2
$\begingroup$

$f:\mathbb{Q}\to\mathbb R$

$f(x) = \sin{\left (\pi x \right )} $,

$ $

And $g:\mathbb{Z}\to\mathbb{Q}$

$g(x) = \frac{2 x}{3}$

We have to write down $h(x)$ where $h(x)$ = $f(g(x))$

And then find the domain, co-domain and range of $h(x)$

I wrote $h(x)=\sin(\frac{2πx}{3}$)

And I wrote that the domain is all real numbers. Since you can literally plug in any $x$ and still find a value for $h(x)$

And since its a $sin$ function, that value for $h(x)$ is between -1 and 1, hence the range is between -1 and 1

Co-domain, Im not too sure.
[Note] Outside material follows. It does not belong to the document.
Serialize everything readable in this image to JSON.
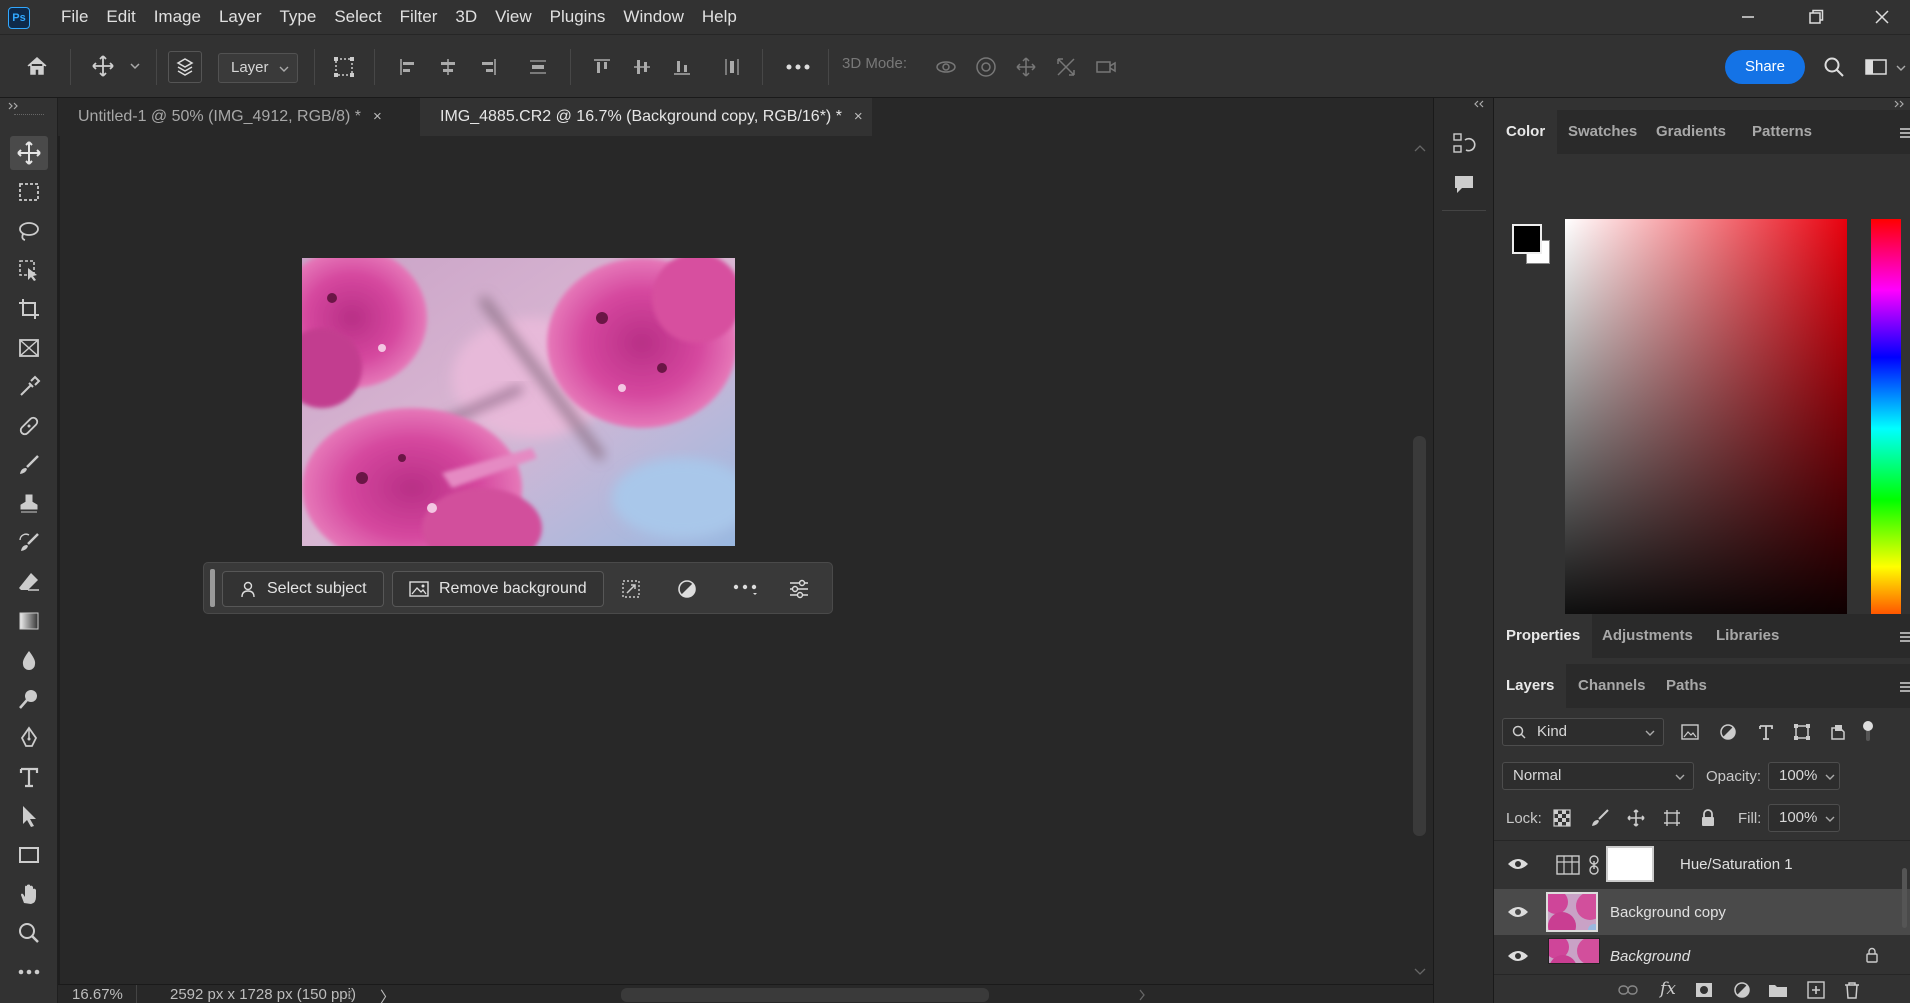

But I think its $x$ because $\frac{2πx}{3}$ "transforms" to $x$

My teacher said that I am wrong. Can anyone please help me figure this out?
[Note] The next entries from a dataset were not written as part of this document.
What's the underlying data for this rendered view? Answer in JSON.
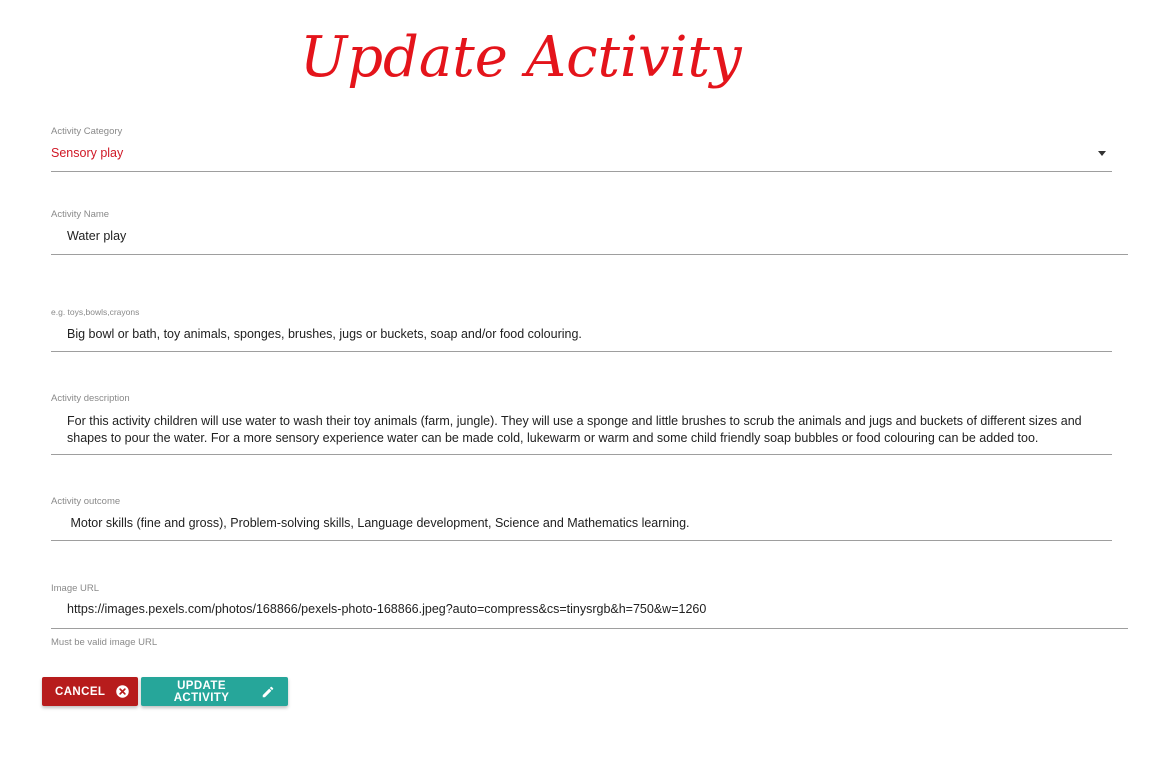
{
  "page": {
    "title": "Update Activity"
  },
  "form": {
    "category": {
      "label": "Activity Category",
      "value": "Sensory play"
    },
    "name": {
      "label": "Activity Name",
      "value": "Water play"
    },
    "materials": {
      "label": "e.g. toys,bowls,crayons",
      "value": "Big bowl or bath, toy animals, sponges, brushes, jugs or buckets, soap and/or food colouring."
    },
    "description": {
      "label": "Activity description",
      "value": "For this activity children will use water to wash their toy animals (farm, jungle). They will use a sponge and little brushes to scrub the animals and jugs and buckets of different sizes and shapes to pour the water. For a more sensory experience water can be made cold, lukewarm or warm and some child friendly soap bubbles or food colouring can be added too."
    },
    "outcome": {
      "label": "Activity outcome",
      "value": " Motor skills (fine and gross), Problem-solving skills, Language development, Science and Mathematics learning."
    },
    "image_url": {
      "label": "Image URL",
      "value": "https://images.pexels.com/photos/168866/pexels-photo-168866.jpeg?auto=compress&cs=tinysrgb&h=750&w=1260",
      "helper": "Must be valid image URL"
    }
  },
  "buttons": {
    "cancel": {
      "label": "Cancel",
      "icon": "cancel-circle-icon",
      "color": "#b71c1c"
    },
    "update": {
      "label": "Update Activity",
      "icon": "pencil-icon",
      "color": "#26a69a"
    }
  },
  "colors": {
    "title": "#e4141b",
    "select_value": "#d01826",
    "label": "#8a8a8a",
    "underline": "#9e9e9e"
  }
}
Please dont give me hints and expect me to figure it out for myself, hahaha, I just tried that for two hours and am really frustrated. Just tell me why I am wrong and what I did wrong. Thank you, I'd really appreciate it :D
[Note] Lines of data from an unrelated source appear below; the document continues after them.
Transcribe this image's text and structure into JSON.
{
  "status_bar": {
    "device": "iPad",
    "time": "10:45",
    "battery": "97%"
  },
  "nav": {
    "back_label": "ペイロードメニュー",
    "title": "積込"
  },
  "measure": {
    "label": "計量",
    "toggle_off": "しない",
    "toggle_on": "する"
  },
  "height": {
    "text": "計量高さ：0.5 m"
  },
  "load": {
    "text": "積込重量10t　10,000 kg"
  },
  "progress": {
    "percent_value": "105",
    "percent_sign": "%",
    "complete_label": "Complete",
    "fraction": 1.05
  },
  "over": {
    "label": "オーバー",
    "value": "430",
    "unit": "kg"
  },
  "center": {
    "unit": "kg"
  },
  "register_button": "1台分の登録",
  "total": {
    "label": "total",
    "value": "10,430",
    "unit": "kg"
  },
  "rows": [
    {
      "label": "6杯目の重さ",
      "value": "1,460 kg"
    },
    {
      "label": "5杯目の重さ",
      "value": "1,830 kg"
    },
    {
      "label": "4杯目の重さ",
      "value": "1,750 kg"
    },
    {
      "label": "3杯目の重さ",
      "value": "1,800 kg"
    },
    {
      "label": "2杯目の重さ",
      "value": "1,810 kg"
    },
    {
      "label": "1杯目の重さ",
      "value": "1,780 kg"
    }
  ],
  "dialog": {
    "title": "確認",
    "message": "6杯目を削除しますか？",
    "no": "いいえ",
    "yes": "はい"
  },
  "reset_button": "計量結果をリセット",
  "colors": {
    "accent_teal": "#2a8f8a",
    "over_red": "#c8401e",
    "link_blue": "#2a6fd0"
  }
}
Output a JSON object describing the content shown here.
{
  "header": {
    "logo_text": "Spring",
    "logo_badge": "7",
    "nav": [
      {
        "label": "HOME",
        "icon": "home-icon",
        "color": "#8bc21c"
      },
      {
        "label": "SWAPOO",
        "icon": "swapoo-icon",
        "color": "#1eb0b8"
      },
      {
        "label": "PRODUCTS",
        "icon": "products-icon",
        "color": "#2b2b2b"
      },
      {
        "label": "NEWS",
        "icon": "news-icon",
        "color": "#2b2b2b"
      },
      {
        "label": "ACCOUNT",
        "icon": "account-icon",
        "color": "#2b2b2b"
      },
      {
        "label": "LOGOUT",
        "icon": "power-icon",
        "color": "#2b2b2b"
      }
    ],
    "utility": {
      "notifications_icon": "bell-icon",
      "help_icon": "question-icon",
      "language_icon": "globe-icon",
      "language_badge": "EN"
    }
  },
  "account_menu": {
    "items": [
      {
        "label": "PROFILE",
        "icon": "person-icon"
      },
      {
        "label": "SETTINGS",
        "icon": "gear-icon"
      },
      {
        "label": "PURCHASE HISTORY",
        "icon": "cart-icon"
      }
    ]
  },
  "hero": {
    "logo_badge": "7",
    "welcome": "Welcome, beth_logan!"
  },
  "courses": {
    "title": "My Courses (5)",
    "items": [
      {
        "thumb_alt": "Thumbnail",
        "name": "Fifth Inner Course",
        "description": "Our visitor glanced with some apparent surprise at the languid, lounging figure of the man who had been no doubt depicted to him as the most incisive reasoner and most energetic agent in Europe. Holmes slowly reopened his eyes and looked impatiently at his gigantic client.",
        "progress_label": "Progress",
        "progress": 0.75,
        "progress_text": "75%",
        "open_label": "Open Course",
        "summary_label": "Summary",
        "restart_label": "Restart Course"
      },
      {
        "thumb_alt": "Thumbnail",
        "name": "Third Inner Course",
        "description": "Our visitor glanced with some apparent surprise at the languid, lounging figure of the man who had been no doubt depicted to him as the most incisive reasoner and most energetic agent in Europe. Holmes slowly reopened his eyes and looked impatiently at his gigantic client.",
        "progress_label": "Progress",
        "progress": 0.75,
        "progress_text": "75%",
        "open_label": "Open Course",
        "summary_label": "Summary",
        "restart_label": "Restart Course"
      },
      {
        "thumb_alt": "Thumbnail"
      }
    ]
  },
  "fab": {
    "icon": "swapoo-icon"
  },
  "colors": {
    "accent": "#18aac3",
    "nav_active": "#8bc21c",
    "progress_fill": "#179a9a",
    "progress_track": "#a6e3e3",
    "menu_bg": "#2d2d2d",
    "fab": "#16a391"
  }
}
Furthermore, I know that this function $h(x)$ is not injective.

But can anyone please tell me the reason why its not surjective?

Thank you for your help.

$\endgroup$

2 Answers 2

1
$\begingroup$

Here, $g(x)$ takes in something from $\Bbb{Z}$ and then outputs something in $\Bbb{Q}$. Then, $f(g(x))$ takes in $g(x)$, which is from $\Bbb{Q}$, and outputs something in $\Bbb{R}$.

What we originally take in is the domain of the function. In this case, we originally take in something from $\Bbb{Z}$, so the domain is all integers, not all real numbers. This might seem confusing because you can put a real number into $\sin(\frac{2\pi x} 3)$ and get a real answer. However, in this question, they specifically say $g(x)$ can only take in an integer, so that has to apply to $f(g(x))$ as well.

The codomain is the last thing we output. As I said above, the last thing we output is something from $\Bbb{R}$, so the codomain is all real numbers.

Now, your analysis of the range would be correct if the domain was actually all real numbers. However, it's not. $x$ must be an integer, so this limits what $\sin(\frac{2\pi x} 3)$ can be. To find the range, just keep going through integers and then stop once the pattern repeats itself. (We know there will be a pattern because this is $\sin x$, which is a periodic function.)

  • $x=0$ -> $h(x)=0$
  • $x=1$ -> $h(x)=\frac{\sqrt 3}{2}$
  • $x=2$ -> $h(x)=-\frac{\sqrt 3}{2}$
  • $x=3$ -> $h(x)=0$
  • $x=4$ -> $h(x)=\frac{\sqrt 3}{2}$

Clearly, the pattern has repeated, so we stop. This shows us the possible values that can come out of $h(x)$ are $\{0, \frac{\sqrt 3}{2}, -\frac{\sqrt 3}{2}\}$, so that set is the range.

Now, a function is surjective if and only if the range and codomain are the same. We just showed that the range is not all real numbers, so the range and codomain are different. This is why $h(x)$ is not surjective.

$\endgroup$
2
  • $\begingroup$ Wow! Thanks a lot! This was a very nice and comprehensive answer and in quick time too! I really appreciate it that you explained everything in detail! $\endgroup$
    – Coolboy
    Jun 15, 2017 at 19:23
  • $\begingroup$ @Coolboy Glad I could help! $\endgroup$ Jun 16, 2017 at 19:50
0
$\begingroup$

You are wrong because the domain of the function is not $ x\in\mathbb{R}$ but $x \in \mathbb{Z}$ ( do you see this ?). So the possible values of $\sin(\frac{2 \pi x}{3})$ are in the set $\{0,\pm\frac{\sqrt{3}}{2}\}$

$\endgroup$
3
  • $\begingroup$ Thank you for answering! $\endgroup$
    – Coolboy
    Jun 15, 2017 at 19:24
  • $\begingroup$ You are welcome ! You are new to this site so remember that you can demonstrate your appreciation for a response either by accepting it, if you believe it responds in the most complete way to your question, or by giving a positive vote that you can assign to all the answers you want. $\endgroup$ Jun 15, 2017 at 19:30
  • $\begingroup$ Yes, thank you! I gave you a positive vote, but since I have under 15 reputation, my positive vote is not shown :D Hahaha $\endgroup$
    – Coolboy
    Jun 15, 2017 at 20:00

You must log in to answer this question.

Not the answer you're looking for? Browse other questions tagged .